Anyways, for the sake of preserving any sort of future in dating I may have we're just going to go with, "Yeah, I took a picture of myself." But it's mostly because I was writing on the grass outside Westminster Abbey. Who doesn't want proof of that?

So this post is getting excessively long and I'm getting farther and farther from the main point, which is: I went to London for a week by myself and had the time of my life. If you want to know more, you should ask me. My family would thank you, they're pretty sick of hearing me talk about it by now.

So before I came home to...

(taken at the Tate Modern Museum in London)

...I spent one last day in Berlin. Coming back to Berlin after a week in London felt a little bit like the "Yay, I'm a llama again!" scene in Emperor's New Groove. I was so excited to be home! And then I remembered that home isn't actually a place with no air conditioning or mexican food where nobody speaks my language.

So after a bittersweet goodbye, I spent 26 hours traveling to the place I love most: Santa Clara, UT...

...where I was welcomed home by a welcome home party (fitting) thrown by Erin, Jessica and friends who are not featured in this picture.

Why yes, I did wear that hat for two days straight so that it would not get smashed in my luggage.

I loved every second of my time in Europe. There were ups and downs but all of it made the trip the amazing experience that it was and made what I learned there all the more meaningful.
I've said it once and I'll say it again: I'm the luckiest girl in the world.
Thank you to everyone who helped me get there and who supported me while I was there.

All I know is that sleeping in my own bed has never been more appreciated.

More life-updates to come. This blog is far from over.
God Bless America.

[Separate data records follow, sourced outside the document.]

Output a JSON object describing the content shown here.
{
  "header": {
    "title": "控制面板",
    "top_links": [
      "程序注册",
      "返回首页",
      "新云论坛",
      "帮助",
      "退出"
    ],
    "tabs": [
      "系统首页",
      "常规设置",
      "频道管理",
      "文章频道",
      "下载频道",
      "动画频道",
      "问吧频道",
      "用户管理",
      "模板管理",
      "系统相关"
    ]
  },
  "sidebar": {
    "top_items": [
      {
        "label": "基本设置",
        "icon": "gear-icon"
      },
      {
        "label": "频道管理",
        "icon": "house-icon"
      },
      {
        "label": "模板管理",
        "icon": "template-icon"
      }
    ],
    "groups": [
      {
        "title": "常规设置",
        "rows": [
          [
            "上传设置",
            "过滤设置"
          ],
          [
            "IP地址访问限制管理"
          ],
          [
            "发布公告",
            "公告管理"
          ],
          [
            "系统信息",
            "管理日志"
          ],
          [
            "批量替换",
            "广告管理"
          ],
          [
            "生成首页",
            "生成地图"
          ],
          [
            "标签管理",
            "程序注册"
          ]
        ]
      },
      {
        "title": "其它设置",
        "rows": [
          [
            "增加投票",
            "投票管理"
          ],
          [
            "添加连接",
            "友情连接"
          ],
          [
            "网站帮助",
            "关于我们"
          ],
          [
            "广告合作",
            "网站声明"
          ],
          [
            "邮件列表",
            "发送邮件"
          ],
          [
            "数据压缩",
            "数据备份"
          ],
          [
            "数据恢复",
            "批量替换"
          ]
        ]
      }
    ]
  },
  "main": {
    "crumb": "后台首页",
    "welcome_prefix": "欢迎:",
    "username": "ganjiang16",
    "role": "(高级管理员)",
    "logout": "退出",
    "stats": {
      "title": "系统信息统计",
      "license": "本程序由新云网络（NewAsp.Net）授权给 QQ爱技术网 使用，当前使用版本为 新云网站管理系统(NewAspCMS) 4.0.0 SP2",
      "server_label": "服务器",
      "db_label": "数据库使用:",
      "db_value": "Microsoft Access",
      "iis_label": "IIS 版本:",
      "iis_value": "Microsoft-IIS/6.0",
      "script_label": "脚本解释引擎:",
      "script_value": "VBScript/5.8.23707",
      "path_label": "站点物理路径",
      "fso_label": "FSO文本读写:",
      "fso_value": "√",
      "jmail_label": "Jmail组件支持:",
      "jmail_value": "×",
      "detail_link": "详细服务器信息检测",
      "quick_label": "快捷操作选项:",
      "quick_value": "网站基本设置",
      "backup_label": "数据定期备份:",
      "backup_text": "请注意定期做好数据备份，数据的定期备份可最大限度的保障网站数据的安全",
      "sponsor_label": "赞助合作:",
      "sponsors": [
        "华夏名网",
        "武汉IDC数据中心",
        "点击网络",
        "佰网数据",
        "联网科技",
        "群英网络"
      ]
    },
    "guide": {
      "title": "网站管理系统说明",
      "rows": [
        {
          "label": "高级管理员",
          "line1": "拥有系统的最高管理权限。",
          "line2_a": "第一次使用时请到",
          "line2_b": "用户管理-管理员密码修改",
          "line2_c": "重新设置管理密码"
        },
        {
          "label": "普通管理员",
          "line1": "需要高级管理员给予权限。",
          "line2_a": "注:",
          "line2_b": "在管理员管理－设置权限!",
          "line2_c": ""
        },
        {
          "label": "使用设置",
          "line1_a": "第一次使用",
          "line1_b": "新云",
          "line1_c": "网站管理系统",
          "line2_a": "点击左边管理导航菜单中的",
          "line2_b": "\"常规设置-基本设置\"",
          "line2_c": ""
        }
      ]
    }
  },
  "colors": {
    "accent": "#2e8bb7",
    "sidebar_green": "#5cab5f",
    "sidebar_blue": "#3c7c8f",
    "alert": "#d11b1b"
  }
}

  1. welcome home, girl katie.
    lets play?

  2. As a family member who heard all the stories, this is just 1/100th of what went on in London. Tell more!

  3. i loved this post.
    love our tour. and hated. both?!

    and...ENGLAND! you better not forget any DETAILS of what happened, because i believe miss denise (your mom?) up there...1/100 of what happened. i want the rest. so don't you forget it...see you soon!

  4. I need more London details. And, tell your mom you were never in any danger - Jake was just a phone call and tube ride away.